This is very unfair and makes the students overall grades less credible as evidence of their academic ability. Furthermore, it has been proven that rote-learning for final exams is not a good way to learn because everything is crammed into the short-term memory. Students will remember facts and figures just long enough to be able to write it down during the exam. That knowledge is all but lost almost immediately after the exam because nothing was retained in their long-term memory. Students may fool themselves into thinking that they must know everything, because they managed to pass.
They will have no motivation to study during the year if they think they can get away with cramming a few days prior to the exam and pass. Year after year, students may fall further behind and may eventually graduate without a lot of the prerequisite knowledge they should have gained from the previous years. Aside from their lack of knowledge, students going to work in the real world will also lack the discipline to work hard and manage their time wisely, resulting in them doing only the bare minimum, and only at the last minute.

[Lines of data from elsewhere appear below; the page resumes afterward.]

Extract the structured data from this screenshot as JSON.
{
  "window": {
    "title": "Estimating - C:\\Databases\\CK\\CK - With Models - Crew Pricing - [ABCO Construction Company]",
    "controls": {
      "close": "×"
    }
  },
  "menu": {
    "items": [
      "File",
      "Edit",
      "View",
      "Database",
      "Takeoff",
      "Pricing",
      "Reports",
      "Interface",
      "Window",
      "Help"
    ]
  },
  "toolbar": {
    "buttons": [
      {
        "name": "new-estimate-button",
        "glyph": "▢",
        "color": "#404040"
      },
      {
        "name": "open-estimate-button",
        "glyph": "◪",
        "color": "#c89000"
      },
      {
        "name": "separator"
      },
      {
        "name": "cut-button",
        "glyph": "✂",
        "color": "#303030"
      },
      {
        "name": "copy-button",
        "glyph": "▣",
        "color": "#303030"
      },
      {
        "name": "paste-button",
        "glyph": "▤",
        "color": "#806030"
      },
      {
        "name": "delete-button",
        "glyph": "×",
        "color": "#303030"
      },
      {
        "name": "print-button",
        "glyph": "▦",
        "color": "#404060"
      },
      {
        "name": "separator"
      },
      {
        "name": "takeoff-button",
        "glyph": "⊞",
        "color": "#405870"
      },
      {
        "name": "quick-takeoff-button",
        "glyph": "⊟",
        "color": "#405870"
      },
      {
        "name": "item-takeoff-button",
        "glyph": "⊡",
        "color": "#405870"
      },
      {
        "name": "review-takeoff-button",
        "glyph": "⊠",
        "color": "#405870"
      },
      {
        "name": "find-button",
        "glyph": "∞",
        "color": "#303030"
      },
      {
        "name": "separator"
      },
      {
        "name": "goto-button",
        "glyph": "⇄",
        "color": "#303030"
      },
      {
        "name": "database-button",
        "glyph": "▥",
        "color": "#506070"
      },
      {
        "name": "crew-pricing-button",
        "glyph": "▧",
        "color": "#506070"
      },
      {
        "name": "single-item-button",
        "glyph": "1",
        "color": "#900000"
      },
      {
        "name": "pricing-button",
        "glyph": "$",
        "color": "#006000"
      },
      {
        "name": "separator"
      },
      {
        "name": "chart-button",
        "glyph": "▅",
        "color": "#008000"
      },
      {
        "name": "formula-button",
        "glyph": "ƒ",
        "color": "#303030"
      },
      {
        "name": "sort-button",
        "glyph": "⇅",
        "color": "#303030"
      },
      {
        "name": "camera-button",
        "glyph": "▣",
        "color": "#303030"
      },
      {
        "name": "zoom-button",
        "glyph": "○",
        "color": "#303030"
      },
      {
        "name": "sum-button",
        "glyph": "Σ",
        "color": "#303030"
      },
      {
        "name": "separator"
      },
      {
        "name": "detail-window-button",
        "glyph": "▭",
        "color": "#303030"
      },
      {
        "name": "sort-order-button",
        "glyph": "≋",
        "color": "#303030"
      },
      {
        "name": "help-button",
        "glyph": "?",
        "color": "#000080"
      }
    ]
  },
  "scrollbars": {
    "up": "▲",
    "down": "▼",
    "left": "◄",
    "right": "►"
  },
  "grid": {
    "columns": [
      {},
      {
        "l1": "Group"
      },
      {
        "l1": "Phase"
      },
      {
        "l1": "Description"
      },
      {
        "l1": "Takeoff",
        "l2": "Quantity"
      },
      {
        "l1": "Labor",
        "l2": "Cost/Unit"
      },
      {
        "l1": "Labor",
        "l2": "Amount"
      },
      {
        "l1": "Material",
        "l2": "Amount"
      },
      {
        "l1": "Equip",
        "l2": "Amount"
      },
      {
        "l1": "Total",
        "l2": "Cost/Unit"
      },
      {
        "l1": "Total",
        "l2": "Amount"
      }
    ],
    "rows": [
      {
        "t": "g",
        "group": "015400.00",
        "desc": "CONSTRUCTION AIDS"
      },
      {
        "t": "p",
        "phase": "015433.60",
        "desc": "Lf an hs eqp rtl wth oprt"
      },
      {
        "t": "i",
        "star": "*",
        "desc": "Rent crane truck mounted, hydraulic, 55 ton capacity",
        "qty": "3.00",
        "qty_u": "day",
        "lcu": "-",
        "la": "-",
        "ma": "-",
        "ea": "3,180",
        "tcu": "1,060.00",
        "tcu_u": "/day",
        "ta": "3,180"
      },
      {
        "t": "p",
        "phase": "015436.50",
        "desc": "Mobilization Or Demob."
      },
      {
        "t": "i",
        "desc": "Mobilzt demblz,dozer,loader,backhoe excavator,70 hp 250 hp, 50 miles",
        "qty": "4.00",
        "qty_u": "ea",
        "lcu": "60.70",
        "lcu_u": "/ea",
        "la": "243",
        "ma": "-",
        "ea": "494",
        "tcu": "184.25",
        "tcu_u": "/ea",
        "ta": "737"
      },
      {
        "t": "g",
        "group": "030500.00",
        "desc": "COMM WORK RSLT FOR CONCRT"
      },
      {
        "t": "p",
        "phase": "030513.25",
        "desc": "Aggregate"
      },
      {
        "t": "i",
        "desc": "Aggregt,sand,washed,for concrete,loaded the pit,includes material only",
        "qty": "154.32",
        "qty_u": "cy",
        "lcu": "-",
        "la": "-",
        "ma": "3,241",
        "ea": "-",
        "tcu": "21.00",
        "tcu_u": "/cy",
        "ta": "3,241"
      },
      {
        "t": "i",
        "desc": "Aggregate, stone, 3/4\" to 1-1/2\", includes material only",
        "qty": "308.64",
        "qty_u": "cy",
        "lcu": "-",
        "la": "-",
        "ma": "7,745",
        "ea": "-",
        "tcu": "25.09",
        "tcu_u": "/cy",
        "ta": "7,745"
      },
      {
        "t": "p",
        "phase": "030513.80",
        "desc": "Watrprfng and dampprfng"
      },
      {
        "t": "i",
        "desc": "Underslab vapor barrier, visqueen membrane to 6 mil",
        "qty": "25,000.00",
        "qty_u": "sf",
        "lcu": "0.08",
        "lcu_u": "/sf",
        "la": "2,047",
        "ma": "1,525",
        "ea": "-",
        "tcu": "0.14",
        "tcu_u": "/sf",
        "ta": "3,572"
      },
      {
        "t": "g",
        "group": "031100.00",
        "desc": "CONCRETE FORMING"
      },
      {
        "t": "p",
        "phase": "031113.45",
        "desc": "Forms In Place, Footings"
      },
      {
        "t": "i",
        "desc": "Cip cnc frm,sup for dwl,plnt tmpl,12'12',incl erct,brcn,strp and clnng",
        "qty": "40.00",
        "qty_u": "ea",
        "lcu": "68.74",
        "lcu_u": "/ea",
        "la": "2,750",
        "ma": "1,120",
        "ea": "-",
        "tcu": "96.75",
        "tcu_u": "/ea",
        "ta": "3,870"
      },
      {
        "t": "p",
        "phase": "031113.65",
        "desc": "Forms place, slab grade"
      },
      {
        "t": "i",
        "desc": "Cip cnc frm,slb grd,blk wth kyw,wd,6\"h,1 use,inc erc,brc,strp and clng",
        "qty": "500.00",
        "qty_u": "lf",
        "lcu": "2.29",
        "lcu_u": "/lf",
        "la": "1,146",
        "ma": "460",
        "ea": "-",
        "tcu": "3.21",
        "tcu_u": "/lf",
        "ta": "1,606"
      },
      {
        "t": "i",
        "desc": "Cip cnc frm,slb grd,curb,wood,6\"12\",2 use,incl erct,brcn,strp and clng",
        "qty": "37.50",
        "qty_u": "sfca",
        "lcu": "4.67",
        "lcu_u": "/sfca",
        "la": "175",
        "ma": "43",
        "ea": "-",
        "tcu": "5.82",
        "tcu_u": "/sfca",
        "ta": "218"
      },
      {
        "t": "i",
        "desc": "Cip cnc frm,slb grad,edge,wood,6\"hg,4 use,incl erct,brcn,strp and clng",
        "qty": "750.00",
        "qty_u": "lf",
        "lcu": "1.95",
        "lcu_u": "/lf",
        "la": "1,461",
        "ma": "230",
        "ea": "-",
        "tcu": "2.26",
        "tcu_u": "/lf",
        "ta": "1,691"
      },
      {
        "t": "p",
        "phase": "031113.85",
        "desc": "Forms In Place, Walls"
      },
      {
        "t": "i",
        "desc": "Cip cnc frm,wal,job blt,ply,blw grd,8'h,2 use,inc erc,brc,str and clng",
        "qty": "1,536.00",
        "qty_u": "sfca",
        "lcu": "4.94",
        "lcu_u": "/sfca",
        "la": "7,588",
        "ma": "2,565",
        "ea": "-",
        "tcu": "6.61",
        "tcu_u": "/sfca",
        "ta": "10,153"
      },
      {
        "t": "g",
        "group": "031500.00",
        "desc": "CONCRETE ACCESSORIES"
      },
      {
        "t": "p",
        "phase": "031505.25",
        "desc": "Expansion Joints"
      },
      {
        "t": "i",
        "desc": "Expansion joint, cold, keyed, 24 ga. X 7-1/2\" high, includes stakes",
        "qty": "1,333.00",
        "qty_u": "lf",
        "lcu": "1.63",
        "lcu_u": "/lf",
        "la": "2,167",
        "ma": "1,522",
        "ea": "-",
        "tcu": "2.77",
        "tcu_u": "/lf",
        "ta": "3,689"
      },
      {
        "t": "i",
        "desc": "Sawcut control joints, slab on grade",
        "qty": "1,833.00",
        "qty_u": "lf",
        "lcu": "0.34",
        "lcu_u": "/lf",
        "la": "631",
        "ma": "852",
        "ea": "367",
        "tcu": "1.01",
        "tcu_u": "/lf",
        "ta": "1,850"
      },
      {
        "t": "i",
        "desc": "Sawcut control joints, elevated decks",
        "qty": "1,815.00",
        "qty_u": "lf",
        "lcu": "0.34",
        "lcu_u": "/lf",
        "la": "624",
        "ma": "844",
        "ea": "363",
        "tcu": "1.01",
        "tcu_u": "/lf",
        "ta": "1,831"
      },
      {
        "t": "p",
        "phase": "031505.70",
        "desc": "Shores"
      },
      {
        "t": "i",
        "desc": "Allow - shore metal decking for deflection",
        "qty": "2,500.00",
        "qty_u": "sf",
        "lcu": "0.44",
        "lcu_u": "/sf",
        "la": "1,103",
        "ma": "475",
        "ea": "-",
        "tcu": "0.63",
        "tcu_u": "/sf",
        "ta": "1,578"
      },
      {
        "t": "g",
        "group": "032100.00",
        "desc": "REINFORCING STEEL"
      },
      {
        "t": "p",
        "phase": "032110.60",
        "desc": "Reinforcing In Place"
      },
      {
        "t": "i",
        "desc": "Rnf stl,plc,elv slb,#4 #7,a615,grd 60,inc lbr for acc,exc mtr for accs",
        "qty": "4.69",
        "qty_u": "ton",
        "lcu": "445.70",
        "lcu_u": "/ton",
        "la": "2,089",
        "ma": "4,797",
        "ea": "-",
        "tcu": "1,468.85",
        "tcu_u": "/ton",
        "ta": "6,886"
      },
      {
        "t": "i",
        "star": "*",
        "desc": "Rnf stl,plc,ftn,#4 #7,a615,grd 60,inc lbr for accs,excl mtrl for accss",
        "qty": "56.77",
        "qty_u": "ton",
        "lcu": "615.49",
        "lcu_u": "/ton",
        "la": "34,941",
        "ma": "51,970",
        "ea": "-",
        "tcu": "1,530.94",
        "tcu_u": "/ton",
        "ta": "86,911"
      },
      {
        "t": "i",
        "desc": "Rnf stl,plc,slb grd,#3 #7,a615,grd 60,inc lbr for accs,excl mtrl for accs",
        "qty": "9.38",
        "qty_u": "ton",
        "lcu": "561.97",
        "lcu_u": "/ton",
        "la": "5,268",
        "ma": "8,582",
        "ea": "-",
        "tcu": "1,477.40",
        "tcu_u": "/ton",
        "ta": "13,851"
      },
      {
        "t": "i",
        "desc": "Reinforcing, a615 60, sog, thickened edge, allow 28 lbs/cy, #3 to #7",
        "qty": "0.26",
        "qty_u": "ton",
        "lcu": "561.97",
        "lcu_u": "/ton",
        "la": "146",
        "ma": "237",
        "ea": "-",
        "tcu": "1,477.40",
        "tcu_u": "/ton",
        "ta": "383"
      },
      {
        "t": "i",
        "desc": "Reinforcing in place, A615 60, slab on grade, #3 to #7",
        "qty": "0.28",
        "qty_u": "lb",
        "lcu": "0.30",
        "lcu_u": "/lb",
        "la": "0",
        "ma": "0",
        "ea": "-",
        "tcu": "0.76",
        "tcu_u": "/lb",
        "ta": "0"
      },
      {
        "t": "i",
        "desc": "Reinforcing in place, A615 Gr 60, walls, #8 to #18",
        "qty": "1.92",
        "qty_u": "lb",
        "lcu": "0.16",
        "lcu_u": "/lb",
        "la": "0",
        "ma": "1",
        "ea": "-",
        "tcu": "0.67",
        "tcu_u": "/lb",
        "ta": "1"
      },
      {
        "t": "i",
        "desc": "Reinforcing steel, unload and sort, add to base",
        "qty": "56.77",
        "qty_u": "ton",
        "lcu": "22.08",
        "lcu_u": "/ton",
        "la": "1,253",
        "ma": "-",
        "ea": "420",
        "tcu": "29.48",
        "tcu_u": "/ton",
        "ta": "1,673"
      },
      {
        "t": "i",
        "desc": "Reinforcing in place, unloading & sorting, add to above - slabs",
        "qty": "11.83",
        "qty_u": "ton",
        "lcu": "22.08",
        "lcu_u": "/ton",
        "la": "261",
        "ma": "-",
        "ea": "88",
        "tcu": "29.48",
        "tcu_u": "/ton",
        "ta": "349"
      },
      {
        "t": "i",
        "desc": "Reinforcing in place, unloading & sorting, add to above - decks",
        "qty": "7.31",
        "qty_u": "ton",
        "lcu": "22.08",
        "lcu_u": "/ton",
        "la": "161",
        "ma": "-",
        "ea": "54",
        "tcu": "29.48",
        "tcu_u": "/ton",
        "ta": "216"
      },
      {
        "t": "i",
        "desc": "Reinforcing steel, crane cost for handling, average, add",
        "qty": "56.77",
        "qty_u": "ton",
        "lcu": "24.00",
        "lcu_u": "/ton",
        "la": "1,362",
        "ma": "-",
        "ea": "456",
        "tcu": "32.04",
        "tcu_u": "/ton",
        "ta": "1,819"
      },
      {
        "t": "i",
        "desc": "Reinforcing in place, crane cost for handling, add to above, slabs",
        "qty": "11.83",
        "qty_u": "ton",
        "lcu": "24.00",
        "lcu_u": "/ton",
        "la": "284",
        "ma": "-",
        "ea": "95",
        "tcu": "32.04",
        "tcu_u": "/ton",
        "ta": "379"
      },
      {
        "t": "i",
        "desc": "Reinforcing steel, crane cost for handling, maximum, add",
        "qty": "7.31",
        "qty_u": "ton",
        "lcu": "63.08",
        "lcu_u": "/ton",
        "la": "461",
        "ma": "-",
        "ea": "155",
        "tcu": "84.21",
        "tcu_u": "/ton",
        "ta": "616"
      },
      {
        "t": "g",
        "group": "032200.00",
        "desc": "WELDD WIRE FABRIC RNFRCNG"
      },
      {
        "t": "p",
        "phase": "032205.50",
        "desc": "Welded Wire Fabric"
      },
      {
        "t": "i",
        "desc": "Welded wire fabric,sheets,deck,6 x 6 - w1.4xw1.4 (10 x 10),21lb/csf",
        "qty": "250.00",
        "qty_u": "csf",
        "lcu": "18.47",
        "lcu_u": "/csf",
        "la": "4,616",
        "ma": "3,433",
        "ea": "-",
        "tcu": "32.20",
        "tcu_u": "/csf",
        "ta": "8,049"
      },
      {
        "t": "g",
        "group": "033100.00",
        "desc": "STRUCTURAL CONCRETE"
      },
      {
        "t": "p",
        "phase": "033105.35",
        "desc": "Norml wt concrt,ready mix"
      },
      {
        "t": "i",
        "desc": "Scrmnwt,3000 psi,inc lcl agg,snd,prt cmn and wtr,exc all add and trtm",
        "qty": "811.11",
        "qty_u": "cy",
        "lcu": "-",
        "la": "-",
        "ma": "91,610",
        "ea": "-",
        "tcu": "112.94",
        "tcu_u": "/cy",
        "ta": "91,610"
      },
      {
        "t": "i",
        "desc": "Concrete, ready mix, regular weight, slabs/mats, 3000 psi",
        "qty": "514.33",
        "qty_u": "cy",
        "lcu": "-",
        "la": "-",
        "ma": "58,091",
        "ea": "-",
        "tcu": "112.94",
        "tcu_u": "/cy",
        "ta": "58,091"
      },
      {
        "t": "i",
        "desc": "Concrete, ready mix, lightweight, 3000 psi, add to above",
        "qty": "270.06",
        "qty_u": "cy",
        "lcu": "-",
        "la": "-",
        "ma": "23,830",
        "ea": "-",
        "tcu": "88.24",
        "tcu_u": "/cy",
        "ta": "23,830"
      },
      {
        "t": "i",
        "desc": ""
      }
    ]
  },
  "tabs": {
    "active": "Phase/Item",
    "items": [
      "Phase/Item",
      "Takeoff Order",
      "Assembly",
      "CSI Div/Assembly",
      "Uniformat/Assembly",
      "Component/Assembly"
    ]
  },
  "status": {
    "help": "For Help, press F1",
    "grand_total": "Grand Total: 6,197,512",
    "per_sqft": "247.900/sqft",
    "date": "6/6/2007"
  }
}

Thus, final exams may not only hinder the education process but it will also instil in students bad habits and attitudes towards work which will hinder their careers and their future, too¦¦¦¦¦¦¦¦ As with many educational dilemmas, the pendulum of the necessity of final exams continually swings from needed to useless and back again. As a teacher of twenty-plus years and as a former student, I have weighed both sides of the final exam issue and been better able to understand why so many high school require finals in core classes and even most elective courses.
Many valid arguments against final exams have been presented. One includes why one test should have so much bearing on a students grade. Also many people suffer from test anxiety. These tests can devastate not only an otherwise excellent grade, but they can tear down the self-esteem of the student, too. However, final exams play an important role in education. One of the most crucial factors is that these tests better prepare students for college.
During my four years of high school, the policy for final exams stated those with good attendance of less than three absences and an A-average in a course were exempt from finals. This rule convinced me on many occasions that my health was great. This rule and my parents made sure my grades also satisfied the exemption rule. Not one time was I ever required to take a final exam in high school. Upon entering college again my attendance was great and so were my grades up until the final exam.
I truly had no way of knowing if I was studying long and hard enough for that first round of exams. Due to my lack of experience in preparing and taking finals, I scored low enough on three of my six final exams to turn As into Bs. Fortunately, I learned how to better prepare for my next round of exams, but I also regretted having always been exempted from those high school exams. Most schools have now addressed this dilemma by only exempting students from a certain number of exams each semester.
As a teacher, these exams are one of the tools I use to help me know what my students strengths and weaknesses are for that course. This allows me to adjust the curriculum and teaching techniques for the weaker areas. I also can see my own areas that need improvement. These tests hold both the students and teacher accountable for the course. Although students will never love final exams, they do play a vital role in education. With proper preparation by both the student and teacher, these tests can be less stressful and a more productive part of the learning experience.